In contrast to previous referendums on the island’s political future, this one delivered a result that was neither eye-popping nor ambiguous. It asked a clear question: “Should Puerto Rico be admitted immediately into the Union as a State?” A majority (52%) of registered voters turned out, of which a majority (also 52%) chose “Yes.” It wasn’t a landslide; but, in a republic where the people rule but are not compelled to vote, it is sufficient to indicate the popular will.
It is not, however, binding on Congress, which alone has the power to admit Puerto Rico as a state. And the results of the election on the mainland mean that a statehood bill will not pass Congress without the support of Republicans.
It bodes ill, then, that Senate Majority Leader Mitch McConnell in September lumped Puerto Rico statehood together with court-packing and statehood for Washington, D.C., as part of a “radical” left-wing agenda. He, or some of his colleagues, ought to reconsider. Admitting Puerto Rico would be a conservative act.
Start with the politics. Puerto Rico is not a deep-blue district like Washington, D.C. Its current, non-voting Congressional delegate, who was re-elected in November by a large margin, caucuses with Republicans. So did her predecessor-but-one. And the Democratic-caucusing representative who served between them—Pedro Pierluisi, just elected as Puerto Rico’s governor—is part of the same center-right local party, and thus is hardly a socialist.
November’s election confirmed that Hispanic voters are indispensable to conservative politics in the United States. It was arguably they who broke the Democrats’ hoped-for blue wave in Florida and Texas, despite an incumbent Republican president who marked his entry onto the national stage with open contempt toward Latin America. Enterprising conservatives ought to view the admission of a majority-Hispanic state not as a threat, but as an opportunity.
The principled case for statehood hinges on the Enlightenment idea, articulated by John Locke and the Founding Fathers, that meaningful (i.e., voting) representation is a necessary part of just government. Yet there is also a more primordial principle in play: honoring a long history of shared allegiance, service, and kinship.
Edmund Burke, addressing Parliament in a last-ditch effort to reconcile Britain with America in 1775, invoked “the close affection which grows from common names, from kindred blood, from similar privileges, and equal protection. These are ties, which, though light as air, are as strong as links of iron.”
Puerto Rico has flown the Stars and Stripes for one hundred and twenty-two years, and its residents have been native-born U.S. citizens for most of that time. Hundreds of thousands of them have fought in our nation’s wars, from World War I to Afghanistan. Their names—often a mix of English and Spanish—reflect America’s Anglo-Hispanic heritage, which dates to the admission of Texas and Florida in 1845. Indeed, more people of Puerto Rican descent now live on the mainland than in Puerto Rico itself. Our bond is solid and old.

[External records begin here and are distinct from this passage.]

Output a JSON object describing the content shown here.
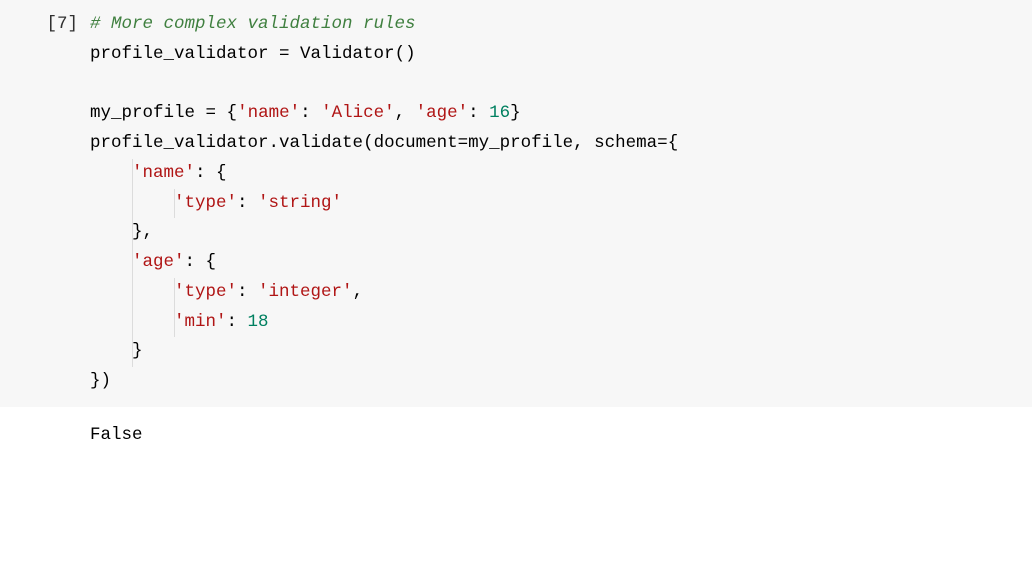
{
  "cell": {
    "prompt": "[7]",
    "code": {
      "l1_comment": "# More complex validation rules",
      "l2_var": "profile_validator",
      "l2_eq": " = ",
      "l2_call": "Validator",
      "l2_paren": "()",
      "l4_var": "my_profile",
      "l4_eq": " = ",
      "l4_open": "{",
      "l4_k1": "'name'",
      "l4_colon1": ": ",
      "l4_v1": "'Alice'",
      "l4_comma": ", ",
      "l4_k2": "'age'",
      "l4_colon2": ": ",
      "l4_v2": "16",
      "l4_close": "}",
      "l5_obj": "profile_validator",
      "l5_dot": ".",
      "l5_method": "validate",
      "l5_open": "(",
      "l5_arg1": "document",
      "l5_eqb": "=",
      "l5_arg1v": "my_profile",
      "l5_comma": ", ",
      "l5_arg2": "schema",
      "l5_eqc": "=",
      "l5_brace": "{",
      "l6_indent": "    ",
      "l6_key": "'name'",
      "l6_colon": ": {",
      "l7_indent": "        ",
      "l7_key": "'type'",
      "l7_colon": ": ",
      "l7_val": "'string'",
      "l8_indent": "    ",
      "l8_close": "},",
      "l9_indent": "    ",
      "l9_key": "'age'",
      "l9_colon": ": {",
      "l10_indent": "        ",
      "l10_key": "'type'",
      "l10_colon": ": ",
      "l10_val": "'integer'",
      "l10_comma": ",",
      "l11_indent": "        ",
      "l11_key": "'min'",
      "l11_colon": ": ",
      "l11_val": "18",
      "l12_indent": "    ",
      "l12_close": "}",
      "l13_close": "})"
    },
    "output": "False"
  }
}
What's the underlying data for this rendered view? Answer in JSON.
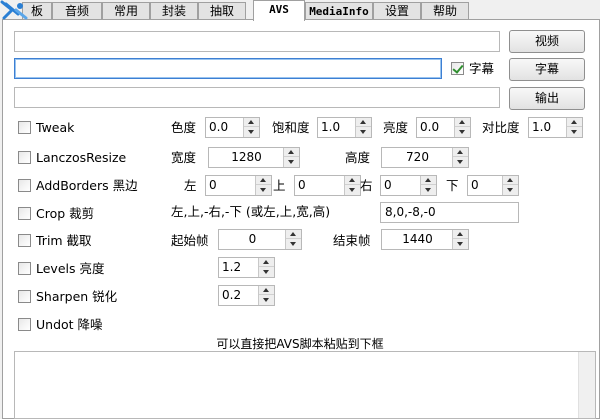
{
  "tabs": [
    {
      "label": "板",
      "active": false
    },
    {
      "label": "音频",
      "active": false
    },
    {
      "label": "常用",
      "active": false
    },
    {
      "label": "封装",
      "active": false
    },
    {
      "label": "抽取",
      "active": false
    },
    {
      "label": "AVS",
      "active": true
    },
    {
      "label": "MediaInfo",
      "active": false
    },
    {
      "label": "设置",
      "active": false
    },
    {
      "label": "帮助",
      "active": false
    }
  ],
  "files": {
    "video_value": "",
    "video_button": "视频",
    "subtitle_value": "",
    "subtitle_checkbox_label": "字幕",
    "subtitle_checked": true,
    "subtitle_button": "字幕",
    "output_value": "",
    "output_button": "输出"
  },
  "filters": {
    "tweak": {
      "label": "Tweak",
      "checked": false,
      "hue_label": "色度",
      "hue": "0.0",
      "sat_label": "饱和度",
      "sat": "1.0",
      "bright_label": "亮度",
      "bright": "0.0",
      "cont_label": "对比度",
      "cont": "1.0"
    },
    "lanczos": {
      "label": "LanczosResize",
      "checked": false,
      "width_label": "宽度",
      "width": "1280",
      "height_label": "高度",
      "height": "720"
    },
    "addborders": {
      "label": "AddBorders 黑边",
      "checked": false,
      "left_label": "左",
      "left": "0",
      "top_label": "上",
      "top": "0",
      "right_label": "右",
      "right": "0",
      "bottom_label": "下",
      "bottom": "0"
    },
    "crop": {
      "label": "Crop 裁剪",
      "checked": false,
      "desc": "左,上,-右,-下 (或左,上,宽,高)",
      "value": "8,0,-8,-0"
    },
    "trim": {
      "label": "Trim 截取",
      "checked": false,
      "start_label": "起始帧",
      "start": "0",
      "end_label": "结束帧",
      "end": "1440"
    },
    "levels": {
      "label": "Levels 亮度",
      "checked": false,
      "value": "1.2"
    },
    "sharpen": {
      "label": "Sharpen 锐化",
      "checked": false,
      "value": "0.2"
    },
    "undot": {
      "label": "Undot 降噪",
      "checked": false
    }
  },
  "script": {
    "hint": "可以直接把AVS脚本粘贴到下框",
    "content": ""
  },
  "colors": {
    "focus_border": "#3d7fd3",
    "check": "#2f8f2f",
    "logo": "#2a7fd4"
  }
}
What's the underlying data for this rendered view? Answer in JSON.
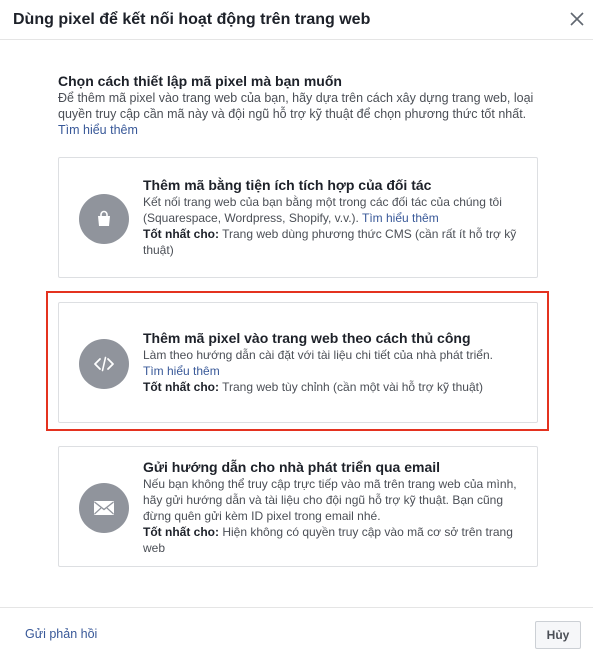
{
  "dialog": {
    "title": "Dùng pixel để kết nối hoạt động trên trang web"
  },
  "intro": {
    "heading": "Chọn cách thiết lập mã pixel mà bạn muốn",
    "description": "Để thêm mã pixel vào trang web của bạn, hãy dựa trên cách xây dựng trang web, loại quyền truy cập cần mã này và đội ngũ hỗ trợ kỹ thuật để chọn phương thức tốt nhất.",
    "learn_more": "Tìm hiểu thêm"
  },
  "options": [
    {
      "title": "Thêm mã bằng tiện ích tích hợp của đối tác",
      "description": "Kết nối trang web của bạn bằng một trong các đối tác của chúng tôi (Squarespace, Wordpress, Shopify, v.v.).",
      "learn_more": "Tìm hiểu thêm",
      "best_label": "Tốt nhất cho:",
      "best_value": "Trang web dùng phương thức CMS (cần rất ít hỗ trợ kỹ thuật)",
      "icon": "shopping-bag-icon"
    },
    {
      "title": "Thêm mã pixel vào trang web theo cách thủ công",
      "description": "Làm theo hướng dẫn cài đặt với tài liệu chi tiết của nhà phát triển.",
      "learn_more": "Tìm hiểu thêm",
      "best_label": "Tốt nhất cho:",
      "best_value": "Trang web tùy chỉnh (cần một vài hỗ trợ kỹ thuật)",
      "icon": "code-icon",
      "highlighted": true,
      "highlight_color": "#e4321f"
    },
    {
      "title": "Gửi hướng dẫn cho nhà phát triển qua email",
      "description": "Nếu bạn không thể truy cập trực tiếp vào mã trên trang web của mình, hãy gửi hướng dẫn và tài liệu cho đội ngũ hỗ trợ kỹ thuật. Bạn cũng đừng quên gửi kèm ID pixel trong email nhé.",
      "best_label": "Tốt nhất cho:",
      "best_value": "Hiện không có quyền truy cập vào mã cơ sở trên trang web",
      "icon": "envelope-icon"
    }
  ],
  "footer": {
    "feedback": "Gửi phản hồi",
    "cancel": "Hủy"
  },
  "colors": {
    "link": "#385898",
    "icon_circle": "#90949c",
    "highlight": "#e4321f"
  }
}
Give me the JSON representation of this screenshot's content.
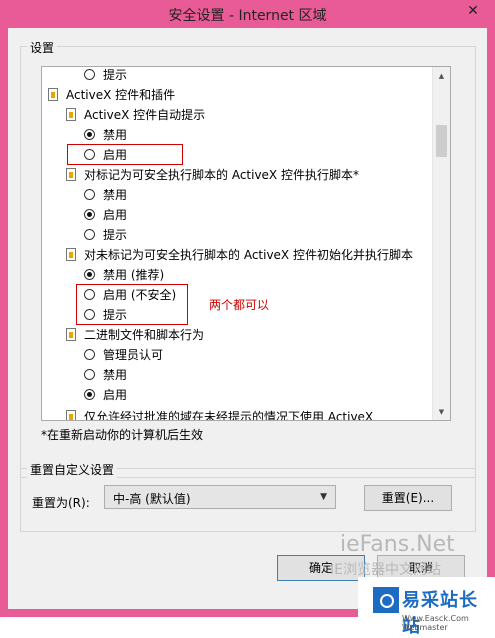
{
  "window": {
    "title": "安全设置 - Internet 区域",
    "close_glyph": "✕"
  },
  "settings_group": {
    "label": "设置"
  },
  "list": {
    "items": [
      "提示",
      "ActiveX 控件和插件",
      "ActiveX 控件自动提示",
      "禁用",
      "启用",
      "对标记为可安全执行脚本的 ActiveX 控件执行脚本*",
      "禁用",
      "启用",
      "提示",
      "对未标记为可安全执行脚本的 ActiveX 控件初始化并执行脚本",
      "禁用 (推荐)",
      "启用 (不安全)",
      "提示",
      "二进制文件和脚本行为",
      "管理员认可",
      "禁用",
      "启用",
      "仅允许经过批准的域在未经提示的情况下使用 ActiveX"
    ]
  },
  "annotation": "两个都可以",
  "restart_note": "*在重新启动你的计算机后生效",
  "reset_group": {
    "label": "重置自定义设置",
    "reset_to_label": "重置为(R):",
    "combo_value": "中-高 (默认值)",
    "reset_button": "重置(E)..."
  },
  "buttons": {
    "ok": "确定",
    "cancel": "取消"
  },
  "watermark": {
    "line1": "ieFans.Net",
    "line2": "IE浏览器中文网站"
  },
  "logo": {
    "text": "易采站长站",
    "sub": "Www.Easck.Com  Webmaster"
  }
}
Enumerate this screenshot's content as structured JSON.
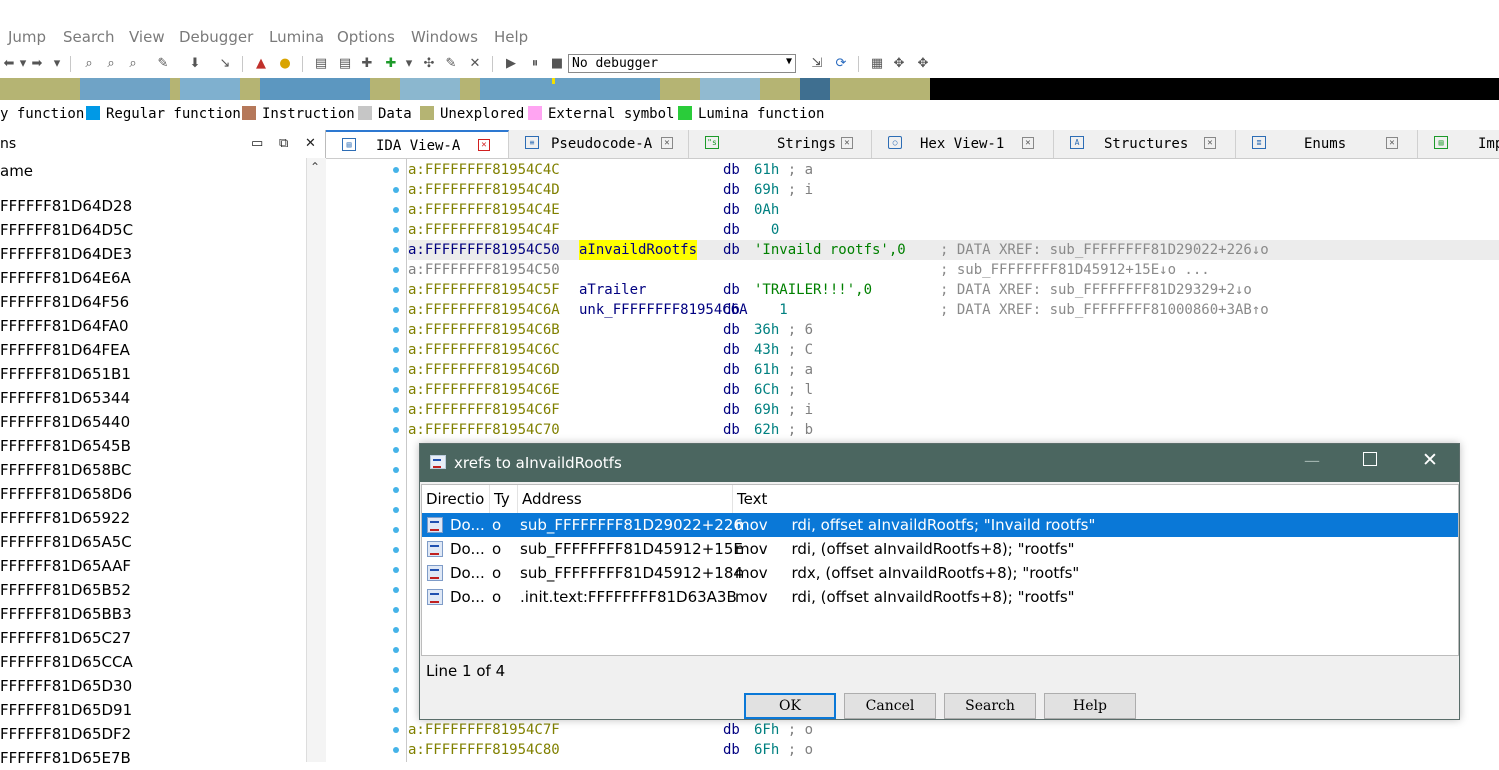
{
  "menu": [
    "Jump",
    "Search",
    "View",
    "Debugger",
    "Lumina",
    "Options",
    "Windows",
    "Help"
  ],
  "toolbar": {
    "debugger_value": "No debugger"
  },
  "legend": [
    {
      "label": "y function",
      "color": ""
    },
    {
      "label": "Regular function",
      "color": "#0099e6"
    },
    {
      "label": "Instruction",
      "color": "#b5785a"
    },
    {
      "label": "Data",
      "color": "#c6c6c6"
    },
    {
      "label": "Unexplored",
      "color": "#b5b473"
    },
    {
      "label": "External symbol",
      "color": "#ffa4f2"
    },
    {
      "label": "Lumina function",
      "color": "#2acc3a"
    }
  ],
  "functions_panel": {
    "title": "ns",
    "column_header": "ame",
    "items": [
      "FFFFFF81D64D28",
      "FFFFFF81D64D5C",
      "FFFFFF81D64DE3",
      "FFFFFF81D64E6A",
      "FFFFFF81D64F56",
      "FFFFFF81D64FA0",
      "FFFFFF81D64FEA",
      "FFFFFF81D651B1",
      "FFFFFF81D65344",
      "FFFFFF81D65440",
      "FFFFFF81D6545B",
      "FFFFFF81D658BC",
      "FFFFFF81D658D6",
      "FFFFFF81D65922",
      "FFFFFF81D65A5C",
      "FFFFFF81D65AAF",
      "FFFFFF81D65B52",
      "FFFFFF81D65BB3",
      "FFFFFF81D65C27",
      "FFFFFF81D65CCA",
      "FFFFFF81D65D30",
      "FFFFFF81D65D91",
      "FFFFFF81D65DF2",
      "FFFFFF81D65E7B"
    ]
  },
  "tabs": [
    {
      "label": "IDA View-A",
      "active": true
    },
    {
      "label": "Pseudocode-A",
      "active": false
    },
    {
      "label": "Strings",
      "active": false
    },
    {
      "label": "Hex View-1",
      "active": false
    },
    {
      "label": "Structures",
      "active": false
    },
    {
      "label": "Enums",
      "active": false
    },
    {
      "label": "Imp",
      "active": false
    }
  ],
  "ida_rows": [
    {
      "addr": "a:FFFFFFFF81954C4C",
      "label": "",
      "ins": "db",
      "op": "61h",
      "cm": "; a",
      "xref": ""
    },
    {
      "addr": "a:FFFFFFFF81954C4D",
      "label": "",
      "ins": "db",
      "op": "69h",
      "cm": "; i",
      "xref": ""
    },
    {
      "addr": "a:FFFFFFFF81954C4E",
      "label": "",
      "ins": "db",
      "op": "0Ah",
      "cm": "",
      "xref": ""
    },
    {
      "addr": "a:FFFFFFFF81954C4F",
      "label": "",
      "ins": "db",
      "op": "  0",
      "cm": "",
      "xref": ""
    },
    {
      "addr": "a:FFFFFFFF81954C50",
      "label": "aInvaildRootfs",
      "ins": "db",
      "op": "'Invaild rootfs',0",
      "cm": "",
      "xref": "; DATA XREF: sub_FFFFFFFF81D29022+226↓o"
    },
    {
      "addr": "a:FFFFFFFF81954C50",
      "label": "",
      "ins": "",
      "op": "",
      "cm": "",
      "xref": "; sub_FFFFFFFF81D45912+15E↓o ..."
    },
    {
      "addr": "a:FFFFFFFF81954C5F",
      "label": "aTrailer",
      "ins": "db",
      "op": "'TRAILER!!!',0",
      "cm": "",
      "xref": "; DATA XREF: sub_FFFFFFFF81D29329+2↓o"
    },
    {
      "addr": "a:FFFFFFFF81954C6A",
      "label": "unk_FFFFFFFF81954C6A",
      "ins": "db",
      "op": "   1",
      "cm": "",
      "xref": "; DATA XREF: sub_FFFFFFFF81000860+3AB↑o"
    },
    {
      "addr": "a:FFFFFFFF81954C6B",
      "label": "",
      "ins": "db",
      "op": "36h",
      "cm": "; 6",
      "xref": ""
    },
    {
      "addr": "a:FFFFFFFF81954C6C",
      "label": "",
      "ins": "db",
      "op": "43h",
      "cm": "; C",
      "xref": ""
    },
    {
      "addr": "a:FFFFFFFF81954C6D",
      "label": "",
      "ins": "db",
      "op": "61h",
      "cm": "; a",
      "xref": ""
    },
    {
      "addr": "a:FFFFFFFF81954C6E",
      "label": "",
      "ins": "db",
      "op": "6Ch",
      "cm": "; l",
      "xref": ""
    },
    {
      "addr": "a:FFFFFFFF81954C6F",
      "label": "",
      "ins": "db",
      "op": "69h",
      "cm": "; i",
      "xref": ""
    },
    {
      "addr": "a:FFFFFFFF81954C70",
      "label": "",
      "ins": "db",
      "op": "62h",
      "cm": "; b",
      "xref": ""
    }
  ],
  "ida_rows_bottom": [
    {
      "addr": "a:FFFFFFFF81954C7F",
      "ins": "db",
      "op": "6Fh",
      "cm": "; o"
    },
    {
      "addr": "a:FFFFFFFF81954C80",
      "ins": "db",
      "op": "6Fh",
      "cm": "; o"
    }
  ],
  "dialog": {
    "title": "xrefs to aInvaildRootfs",
    "columns": [
      "Directio",
      "Ty",
      "Address",
      "Text"
    ],
    "rows": [
      {
        "dir": "Do...",
        "type": "o",
        "address": "sub_FFFFFFFF81D29022+226",
        "text": "mov     rdi, offset aInvaildRootfs; \"Invaild rootfs\"",
        "selected": true
      },
      {
        "dir": "Do...",
        "type": "o",
        "address": "sub_FFFFFFFF81D45912+15E",
        "text": "mov     rdi, (offset aInvaildRootfs+8); \"rootfs\"",
        "selected": false
      },
      {
        "dir": "Do...",
        "type": "o",
        "address": "sub_FFFFFFFF81D45912+184",
        "text": "mov     rdx, (offset aInvaildRootfs+8); \"rootfs\"",
        "selected": false
      },
      {
        "dir": "Do...",
        "type": "o",
        "address": ".init.text:FFFFFFFF81D63A3B",
        "text": "mov     rdi, (offset aInvaildRootfs+8); \"rootfs\"",
        "selected": false
      }
    ],
    "status": "Line 1 of 4",
    "buttons": {
      "ok": "OK",
      "cancel": "Cancel",
      "search": "Search",
      "help": "Help"
    }
  }
}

Burke dismissed his colleagues’ fears that granting Americans the equal rights they desired would somehow harm Britain’s own interests: “I [do not] apprehend the destruction of this empire, from giving, by an act of free grace and indulgence, to two millions of my fellow citizens, some share of those rights, upon which I have always been taught to value myself.”
Nor should we fear giving three million of our fellow citizens a share of the rights that membership in the Union accords. Yes, some aspects of Puerto Rico’s identity are distinct from the mainland’s and will remain so: Spanish will likely continue to be the island’s official language, for instance. But such things are manageable. The Hawaiian language enjoys official status in Hawaii, without affecting Hawaii’s compatibility with the rest of the country. The ties that bind are stronger, and regional diversity helps invigorate a federal system.
Yet even links of iron will rust if neglected. Congress may be tempted to dither over Puerto Rico’s economic troubles or the legal technicalities of its territory status. As Burke warned Parliament:
“Deny them this participation of freedom, and you break that sole bond, which originally made, and must still preserve, the unity of the empire.”
Parliament did not heed his advice, and the rest is history.
Likewise, if Congress fails to offer statehood now, when Puerto Ricans have asked for it, then we must expect that support for independence will eventually grow. It is possible that independence would work out for Puerto Rico, as it did for these United States. But it would certainly leave America weaker by depriving us of the service and creative potential of our Puerto Rican citizens, and it would be an uncertain gamble for Puerto Rico itself. That is not conservative.
Cementing our bond of kinship with a co-equal political one, and thereby strengthening the Union, is conservative. It is also the right thing to do. Now is the time for Congress to do it.
John P. Caves III is a former Army officer and the author of The New Model Federalist, a series of essays on U.S. politics. He currently does nonproliferation research at a Washington, DC-based nonprofit. The opinions, analyses, positions or other information stated by him are his alone and cannot be attributed, credited, implied to, or otherwise associated with, any entity with the exception of appropriate source attribution.